- **Assignment**
Count the lines below that contain the word "переменной", and state only that number.

Stored records
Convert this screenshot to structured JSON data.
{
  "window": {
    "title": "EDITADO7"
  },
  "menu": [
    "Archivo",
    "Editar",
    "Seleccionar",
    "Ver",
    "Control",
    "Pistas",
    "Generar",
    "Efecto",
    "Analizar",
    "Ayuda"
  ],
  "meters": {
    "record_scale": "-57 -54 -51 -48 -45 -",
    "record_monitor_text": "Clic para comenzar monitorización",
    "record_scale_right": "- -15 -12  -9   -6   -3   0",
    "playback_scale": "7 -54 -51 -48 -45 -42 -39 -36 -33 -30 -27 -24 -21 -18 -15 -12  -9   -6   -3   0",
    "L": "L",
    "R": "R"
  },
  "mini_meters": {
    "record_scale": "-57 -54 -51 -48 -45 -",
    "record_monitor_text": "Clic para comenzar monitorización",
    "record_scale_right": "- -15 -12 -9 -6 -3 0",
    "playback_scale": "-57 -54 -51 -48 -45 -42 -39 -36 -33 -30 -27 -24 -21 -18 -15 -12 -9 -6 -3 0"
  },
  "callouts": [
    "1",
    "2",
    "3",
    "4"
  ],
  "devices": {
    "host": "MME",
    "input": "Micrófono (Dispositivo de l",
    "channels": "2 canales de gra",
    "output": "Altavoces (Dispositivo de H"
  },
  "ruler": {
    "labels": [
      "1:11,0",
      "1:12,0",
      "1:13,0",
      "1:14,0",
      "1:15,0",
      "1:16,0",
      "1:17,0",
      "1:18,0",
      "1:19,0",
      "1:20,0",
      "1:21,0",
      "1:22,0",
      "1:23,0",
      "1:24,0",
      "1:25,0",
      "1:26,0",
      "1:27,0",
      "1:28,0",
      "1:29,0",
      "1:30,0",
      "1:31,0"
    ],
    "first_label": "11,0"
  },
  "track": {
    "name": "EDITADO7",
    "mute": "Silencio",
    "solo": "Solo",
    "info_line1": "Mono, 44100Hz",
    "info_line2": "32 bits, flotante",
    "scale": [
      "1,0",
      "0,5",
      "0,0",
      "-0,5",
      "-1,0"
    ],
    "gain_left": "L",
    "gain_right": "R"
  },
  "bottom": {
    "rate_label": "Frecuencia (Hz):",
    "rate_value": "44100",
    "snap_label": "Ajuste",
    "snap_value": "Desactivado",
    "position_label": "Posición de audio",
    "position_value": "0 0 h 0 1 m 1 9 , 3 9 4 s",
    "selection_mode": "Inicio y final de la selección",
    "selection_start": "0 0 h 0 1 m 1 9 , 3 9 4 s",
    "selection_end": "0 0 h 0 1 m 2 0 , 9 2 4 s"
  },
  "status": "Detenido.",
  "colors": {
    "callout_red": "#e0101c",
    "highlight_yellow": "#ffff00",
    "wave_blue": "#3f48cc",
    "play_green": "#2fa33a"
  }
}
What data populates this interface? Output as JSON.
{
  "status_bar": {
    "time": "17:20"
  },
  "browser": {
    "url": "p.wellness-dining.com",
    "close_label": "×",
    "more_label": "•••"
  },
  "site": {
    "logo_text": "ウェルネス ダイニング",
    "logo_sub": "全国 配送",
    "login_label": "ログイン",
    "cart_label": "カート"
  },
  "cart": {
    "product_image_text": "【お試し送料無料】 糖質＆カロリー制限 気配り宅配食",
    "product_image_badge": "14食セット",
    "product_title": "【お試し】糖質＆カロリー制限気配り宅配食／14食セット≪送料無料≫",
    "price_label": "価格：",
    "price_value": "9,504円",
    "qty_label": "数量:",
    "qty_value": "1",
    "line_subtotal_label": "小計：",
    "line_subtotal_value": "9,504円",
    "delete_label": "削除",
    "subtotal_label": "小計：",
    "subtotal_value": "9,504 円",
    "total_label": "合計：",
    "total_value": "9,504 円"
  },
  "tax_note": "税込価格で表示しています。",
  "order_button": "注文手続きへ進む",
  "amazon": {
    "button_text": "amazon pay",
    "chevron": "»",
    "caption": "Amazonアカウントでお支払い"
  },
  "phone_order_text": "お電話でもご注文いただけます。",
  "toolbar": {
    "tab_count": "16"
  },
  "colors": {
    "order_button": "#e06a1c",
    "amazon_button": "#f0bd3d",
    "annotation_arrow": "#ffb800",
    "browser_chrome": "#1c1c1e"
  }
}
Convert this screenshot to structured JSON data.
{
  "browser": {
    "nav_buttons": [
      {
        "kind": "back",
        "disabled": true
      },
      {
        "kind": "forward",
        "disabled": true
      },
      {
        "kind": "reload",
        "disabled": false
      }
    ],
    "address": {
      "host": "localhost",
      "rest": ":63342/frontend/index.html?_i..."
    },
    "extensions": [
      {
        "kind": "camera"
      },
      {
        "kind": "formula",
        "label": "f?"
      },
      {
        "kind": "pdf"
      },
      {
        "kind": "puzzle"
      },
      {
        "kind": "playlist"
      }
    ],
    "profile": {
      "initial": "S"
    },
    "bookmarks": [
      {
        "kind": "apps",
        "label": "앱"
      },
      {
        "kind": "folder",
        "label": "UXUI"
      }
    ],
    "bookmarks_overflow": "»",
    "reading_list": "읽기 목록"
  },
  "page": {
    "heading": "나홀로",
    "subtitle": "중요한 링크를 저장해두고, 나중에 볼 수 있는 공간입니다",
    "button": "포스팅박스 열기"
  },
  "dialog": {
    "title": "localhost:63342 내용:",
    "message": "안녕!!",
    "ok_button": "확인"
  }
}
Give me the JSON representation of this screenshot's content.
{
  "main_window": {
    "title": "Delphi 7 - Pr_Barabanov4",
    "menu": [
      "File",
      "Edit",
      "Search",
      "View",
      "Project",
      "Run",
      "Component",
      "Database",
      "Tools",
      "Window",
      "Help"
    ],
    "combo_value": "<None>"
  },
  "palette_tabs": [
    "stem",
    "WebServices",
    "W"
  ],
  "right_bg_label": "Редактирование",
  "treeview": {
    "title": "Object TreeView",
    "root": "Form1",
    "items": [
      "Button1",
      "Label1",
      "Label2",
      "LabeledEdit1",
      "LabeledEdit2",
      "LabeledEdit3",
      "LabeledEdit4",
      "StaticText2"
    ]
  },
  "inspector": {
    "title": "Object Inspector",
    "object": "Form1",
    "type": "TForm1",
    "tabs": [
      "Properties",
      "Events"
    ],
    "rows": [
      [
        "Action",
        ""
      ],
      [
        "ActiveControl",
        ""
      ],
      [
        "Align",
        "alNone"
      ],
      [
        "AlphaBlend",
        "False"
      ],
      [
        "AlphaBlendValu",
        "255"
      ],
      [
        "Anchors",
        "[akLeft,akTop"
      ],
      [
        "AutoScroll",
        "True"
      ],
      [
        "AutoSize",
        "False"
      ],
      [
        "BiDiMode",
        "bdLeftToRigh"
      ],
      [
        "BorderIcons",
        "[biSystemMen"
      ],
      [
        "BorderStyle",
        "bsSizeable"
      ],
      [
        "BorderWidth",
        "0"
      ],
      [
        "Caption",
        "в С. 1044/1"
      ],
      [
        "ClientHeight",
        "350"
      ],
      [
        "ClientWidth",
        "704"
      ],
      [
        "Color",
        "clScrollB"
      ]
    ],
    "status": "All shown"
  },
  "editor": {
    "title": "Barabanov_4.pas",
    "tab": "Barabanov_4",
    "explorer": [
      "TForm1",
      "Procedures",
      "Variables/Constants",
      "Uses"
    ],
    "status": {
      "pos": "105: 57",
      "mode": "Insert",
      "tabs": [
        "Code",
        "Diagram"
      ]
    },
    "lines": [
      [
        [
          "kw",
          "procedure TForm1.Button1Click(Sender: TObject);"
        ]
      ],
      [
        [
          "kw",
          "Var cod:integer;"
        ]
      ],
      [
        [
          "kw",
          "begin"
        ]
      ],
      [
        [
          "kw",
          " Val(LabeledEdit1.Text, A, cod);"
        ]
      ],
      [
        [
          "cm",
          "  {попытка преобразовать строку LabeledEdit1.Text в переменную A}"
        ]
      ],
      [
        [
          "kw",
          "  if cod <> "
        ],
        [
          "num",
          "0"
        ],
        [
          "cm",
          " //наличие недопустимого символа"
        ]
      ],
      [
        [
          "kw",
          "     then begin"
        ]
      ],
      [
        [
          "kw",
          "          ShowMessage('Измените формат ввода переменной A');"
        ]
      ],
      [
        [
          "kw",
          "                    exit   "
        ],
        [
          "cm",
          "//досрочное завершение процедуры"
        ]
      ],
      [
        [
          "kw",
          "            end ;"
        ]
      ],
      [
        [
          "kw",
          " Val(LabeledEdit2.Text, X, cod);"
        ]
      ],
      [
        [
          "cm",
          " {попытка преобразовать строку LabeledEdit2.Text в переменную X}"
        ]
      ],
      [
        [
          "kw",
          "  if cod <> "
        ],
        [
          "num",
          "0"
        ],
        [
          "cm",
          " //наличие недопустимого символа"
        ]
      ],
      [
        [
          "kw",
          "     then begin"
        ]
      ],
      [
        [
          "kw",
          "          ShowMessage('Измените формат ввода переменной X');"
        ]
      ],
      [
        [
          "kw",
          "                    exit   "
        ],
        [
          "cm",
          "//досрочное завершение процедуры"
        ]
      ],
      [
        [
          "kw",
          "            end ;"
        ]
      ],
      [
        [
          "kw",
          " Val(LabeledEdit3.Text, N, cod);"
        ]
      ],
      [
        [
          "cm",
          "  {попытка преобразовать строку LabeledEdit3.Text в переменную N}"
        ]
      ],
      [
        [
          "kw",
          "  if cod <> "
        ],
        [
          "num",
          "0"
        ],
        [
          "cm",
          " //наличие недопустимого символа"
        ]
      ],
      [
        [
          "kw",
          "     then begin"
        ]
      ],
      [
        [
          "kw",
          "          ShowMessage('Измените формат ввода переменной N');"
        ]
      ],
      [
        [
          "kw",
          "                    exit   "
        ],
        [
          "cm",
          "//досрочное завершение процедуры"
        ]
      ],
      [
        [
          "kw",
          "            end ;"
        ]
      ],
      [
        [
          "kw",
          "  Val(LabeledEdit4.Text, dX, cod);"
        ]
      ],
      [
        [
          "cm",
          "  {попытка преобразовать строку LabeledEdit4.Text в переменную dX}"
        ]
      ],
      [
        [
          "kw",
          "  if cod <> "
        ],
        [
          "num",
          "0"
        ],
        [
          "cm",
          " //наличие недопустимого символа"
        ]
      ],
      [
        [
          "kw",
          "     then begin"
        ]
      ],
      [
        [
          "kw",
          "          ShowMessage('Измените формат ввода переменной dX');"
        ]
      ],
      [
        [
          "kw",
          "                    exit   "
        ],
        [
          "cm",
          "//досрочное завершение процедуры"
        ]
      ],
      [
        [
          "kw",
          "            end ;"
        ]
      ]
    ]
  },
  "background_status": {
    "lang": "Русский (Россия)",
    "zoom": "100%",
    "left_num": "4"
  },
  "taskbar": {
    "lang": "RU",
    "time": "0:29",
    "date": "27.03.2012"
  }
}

- **Response below**
4